■ SUPPLIED DATA:
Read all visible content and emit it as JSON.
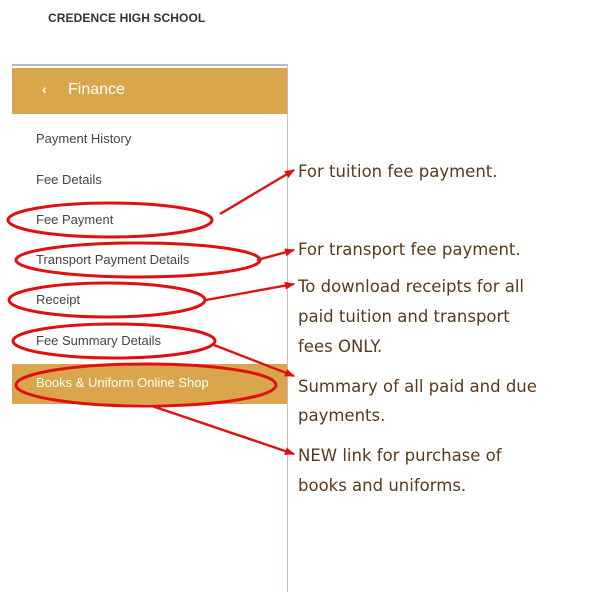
{
  "header": {
    "school_name": "CREDENCE HIGH SCHOOL"
  },
  "sidebar": {
    "section": {
      "chevron": "‹",
      "label": "Finance"
    },
    "items": [
      {
        "label": "Payment History"
      },
      {
        "label": "Fee Details"
      },
      {
        "label": "Fee Payment"
      },
      {
        "label": "Transport Payment Details"
      },
      {
        "label": "Receipt"
      },
      {
        "label": "Fee Summary Details"
      },
      {
        "label": "Books & Uniform Online Shop"
      }
    ]
  },
  "annotations": {
    "tuition": "For tuition fee payment.",
    "transport": "For transport fee payment.",
    "receipt": [
      "To download receipts for all",
      "paid tuition and transport",
      "fees ONLY."
    ],
    "summary": [
      "Summary of all paid and due",
      "payments."
    ],
    "shop": [
      "NEW link for purchase of",
      "books and uniforms."
    ]
  },
  "colors": {
    "accent_gold": "#d9a64c",
    "annotation_red": "#e01010",
    "annotation_text": "#5a3a1a"
  }
}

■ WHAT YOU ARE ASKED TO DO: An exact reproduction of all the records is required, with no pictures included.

■ TASK RESPONSE:
Read all visible content and emit it as JSON.
{
  "header": {
    "school_name": "CREDENCE HIGH SCHOOL"
  },
  "sidebar": {
    "section": {
      "chevron": "‹",
      "label": "Finance"
    },
    "items": [
      {
        "label": "Payment History"
      },
      {
        "label": "Fee Details"
      },
      {
        "label": "Fee Payment"
      },
      {
        "label": "Transport Payment Details"
      },
      {
        "label": "Receipt"
      },
      {
        "label": "Fee Summary Details"
      },
      {
        "label": "Books & Uniform Online Shop"
      }
    ]
  },
  "annotations": {
    "tuition": "For tuition fee payment.",
    "transport": "For transport fee payment.",
    "receipt": [
      "To download receipts for all",
      "paid tuition and transport",
      "fees ONLY."
    ],
    "summary": [
      "Summary of all paid and due",
      "payments."
    ],
    "shop": [
      "NEW link for purchase of",
      "books and uniforms."
    ]
  },
  "colors": {
    "accent_gold": "#d9a64c",
    "annotation_red": "#e01010",
    "annotation_text": "#5a3a1a"
  }
}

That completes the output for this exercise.